In my library I keep close company with an extraordinary community of writers through the ages, some ancient, many modern, all bearing gifts – and I am forever grateful to each and all who introduced me to them …
I’ve been longing to find a couple of hours to begin to get to grips with Affinity Designer, new software I’m cock-a-hoop about. After adding some super new brushes and absorbing some encouragement and samples by Frankentoon today, I’ve been completely and happily occupied this evening – and blithely thought I’d share the fruit of that delight. Just for the joy of it. Only the beginning of what I hope will be a long friendship with Affinity. But already I love it.
Wild geese over south-west Scotland | Nikon D3300 & 40mm f/2.8 | click x2 to enlarge
May I be forgiven for being a little immodestly proud of this photo? Captured today from the passenger seat of our moving car (70mph), heading north, in south-west Scotland. I think I’ve always loved geese and ‘big sky’ – even before encountering my poet-inspiration Mary Oliver – but undoubtedly more since. Mary’s Wild Geese is perhaps one of her best-known and best-loved poems, and whenever I encounter a flight like this one my heart is warmed. I think of her, and inwardly recite an array of her works. Actually, during the course of the visit, and on the homeward journey, we saw perhaps half a dozen more such flights, several of them much larger than this one. What it must be, to be able to take off like that, honking encouragement to one another en route. Oh, and that sky …

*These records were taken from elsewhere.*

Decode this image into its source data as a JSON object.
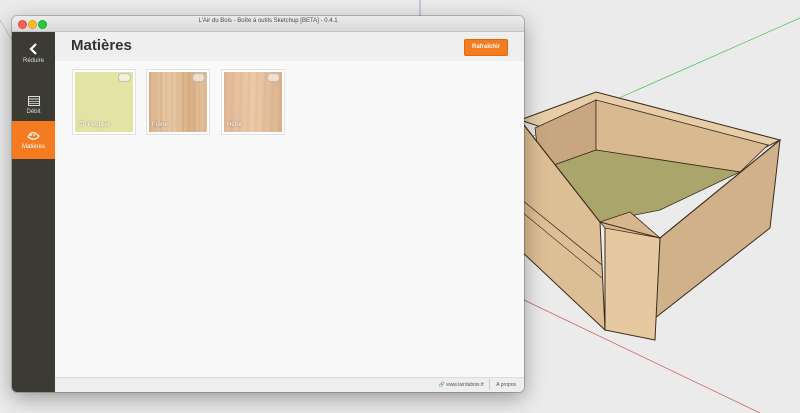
{
  "window": {
    "title": "L'Air du Bois - Boîte à outils Sketchup [BETA] - 0.4.1"
  },
  "sidebar": {
    "items": [
      {
        "label": "Réduire",
        "icon": "chevron-left-icon"
      },
      {
        "label": "Débit",
        "icon": "cut-list-icon"
      },
      {
        "label": "Matières",
        "icon": "materials-icon",
        "active": true
      }
    ]
  },
  "header": {
    "title": "Matières",
    "refresh_label": "Rafraîchir"
  },
  "materials": [
    {
      "name": "CP Peuplier",
      "color": "#e3e3a4"
    },
    {
      "name": "Frêne",
      "color": "#dfbc95"
    },
    {
      "name": "Hêtre",
      "color": "#e8c4a2"
    }
  ],
  "footer": {
    "site_link": "www.lairdubois.fr",
    "about_label": "A propos"
  },
  "colors": {
    "accent": "#f47b20",
    "sidebar": "#3b3a33"
  }
}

Recycling in the UK has had a bad press this month. I read I’m not as good at it as I once was, and need to live in one of four counties to pass muster. Boxes and bags are out. Ubiquitous and ugly wheeled bins host the nation’s best-ordered recycling efforts.
Mary Oliver writes of the social self that might be cycling life through ‘twelve little bins’ – the hours of the clock – more concerned with keeping pace with the ‘regular’ governor of time than with whether or not it gathers ‘some branch of wisdom or delight’ along the way.
Containers play their part, like the hours. But both the regular and the irregular – coupled with an ability to reflect and to ask ‘what am I doing and why am I doing it?’ – are essential elements whatever we’re talking about, wherever we are, and whatever we do.